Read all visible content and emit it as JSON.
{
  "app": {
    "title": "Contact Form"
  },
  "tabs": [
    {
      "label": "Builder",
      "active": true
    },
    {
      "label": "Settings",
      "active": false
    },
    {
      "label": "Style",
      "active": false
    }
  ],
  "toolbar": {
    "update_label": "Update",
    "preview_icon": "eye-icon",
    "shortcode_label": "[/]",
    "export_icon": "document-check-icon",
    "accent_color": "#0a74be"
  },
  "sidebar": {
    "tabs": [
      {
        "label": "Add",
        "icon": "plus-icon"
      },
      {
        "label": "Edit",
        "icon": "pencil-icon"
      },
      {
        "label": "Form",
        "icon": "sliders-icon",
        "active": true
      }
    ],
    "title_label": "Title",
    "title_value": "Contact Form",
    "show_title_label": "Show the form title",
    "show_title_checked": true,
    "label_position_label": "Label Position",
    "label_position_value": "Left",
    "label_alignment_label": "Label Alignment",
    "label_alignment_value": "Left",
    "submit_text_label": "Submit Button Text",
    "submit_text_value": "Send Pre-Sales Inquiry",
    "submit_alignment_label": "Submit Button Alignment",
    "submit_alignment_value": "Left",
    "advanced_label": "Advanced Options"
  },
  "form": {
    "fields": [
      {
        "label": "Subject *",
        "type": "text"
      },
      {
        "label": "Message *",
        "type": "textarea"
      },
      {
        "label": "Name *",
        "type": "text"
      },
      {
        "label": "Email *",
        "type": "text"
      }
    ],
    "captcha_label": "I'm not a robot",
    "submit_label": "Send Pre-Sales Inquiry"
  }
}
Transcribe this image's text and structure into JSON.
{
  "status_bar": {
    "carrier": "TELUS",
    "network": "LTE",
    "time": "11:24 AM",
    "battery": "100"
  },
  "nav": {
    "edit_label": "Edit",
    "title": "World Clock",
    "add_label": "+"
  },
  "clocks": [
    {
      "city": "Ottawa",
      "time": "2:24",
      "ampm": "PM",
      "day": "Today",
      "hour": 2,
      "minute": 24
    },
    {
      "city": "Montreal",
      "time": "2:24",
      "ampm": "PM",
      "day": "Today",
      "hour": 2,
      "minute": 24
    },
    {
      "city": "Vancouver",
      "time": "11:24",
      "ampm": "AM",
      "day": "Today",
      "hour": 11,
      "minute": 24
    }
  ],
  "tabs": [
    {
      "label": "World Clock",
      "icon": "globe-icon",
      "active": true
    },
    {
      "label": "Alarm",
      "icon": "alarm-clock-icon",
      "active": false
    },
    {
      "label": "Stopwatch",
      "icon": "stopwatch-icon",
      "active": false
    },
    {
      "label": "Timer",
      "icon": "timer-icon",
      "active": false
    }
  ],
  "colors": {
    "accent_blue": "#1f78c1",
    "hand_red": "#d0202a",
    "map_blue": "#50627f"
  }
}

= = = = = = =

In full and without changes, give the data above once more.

Read all visible content and emit it as JSON.
{
  "app": {
    "title": "Contact Form"
  },
  "tabs": [
    {
      "label": "Builder",
      "active": true
    },
    {
      "label": "Settings",
      "active": false
    },
    {
      "label": "Style",
      "active": false
    }
  ],
  "toolbar": {
    "update_label": "Update",
    "preview_icon": "eye-icon",
    "shortcode_label": "[/]",
    "export_icon": "document-check-icon",
    "accent_color": "#0a74be"
  },
  "sidebar": {
    "tabs": [
      {
        "label": "Add",
        "icon": "plus-icon"
      },
      {
        "label": "Edit",
        "icon": "pencil-icon"
      },
      {
        "label": "Form",
        "icon": "sliders-icon",
        "active": true
      }
    ],
    "title_label": "Title",
    "title_value": "Contact Form",
    "show_title_label": "Show the form title",
    "show_title_checked": true,
    "label_position_label": "Label Position",
    "label_position_value": "Left",
    "label_alignment_label": "Label Alignment",
    "label_alignment_value": "Left",
    "submit_text_label": "Submit Button Text",
    "submit_text_value": "Send Pre-Sales Inquiry",
    "submit_alignment_label": "Submit Button Alignment",
    "submit_alignment_value": "Left",
    "advanced_label": "Advanced Options"
  },
  "form": {
    "fields": [
      {
        "label": "Subject *",
        "type": "text"
      },
      {
        "label": "Message *",
        "type": "textarea"
      },
      {
        "label": "Name *",
        "type": "text"
      },
      {
        "label": "Email *",
        "type": "text"
      }
    ],
    "captcha_label": "I'm not a robot",
    "submit_label": "Send Pre-Sales Inquiry"
  }
}
Transcribe this image's text and structure into JSON.
{
  "status_bar": {
    "carrier": "TELUS",
    "network": "LTE",
    "time": "11:24 AM",
    "battery": "100"
  },
  "nav": {
    "edit_label": "Edit",
    "title": "World Clock",
    "add_label": "+"
  },
  "clocks": [
    {
      "city": "Ottawa",
      "time": "2:24",
      "ampm": "PM",
      "day": "Today",
      "hour": 2,
      "minute": 24
    },
    {
      "city": "Montreal",
      "time": "2:24",
      "ampm": "PM",
      "day": "Today",
      "hour": 2,
      "minute": 24
    },
    {
      "city": "Vancouver",
      "time": "11:24",
      "ampm": "AM",
      "day": "Today",
      "hour": 11,
      "minute": 24
    }
  ],
  "tabs": [
    {
      "label": "World Clock",
      "icon": "globe-icon",
      "active": true
    },
    {
      "label": "Alarm",
      "icon": "alarm-clock-icon",
      "active": false
    },
    {
      "label": "Stopwatch",
      "icon": "stopwatch-icon",
      "active": false
    },
    {
      "label": "Timer",
      "icon": "timer-icon",
      "active": false
    }
  ],
  "colors": {
    "accent_blue": "#1f78c1",
    "hand_red": "#d0202a",
    "map_blue": "#50627f"
  }
}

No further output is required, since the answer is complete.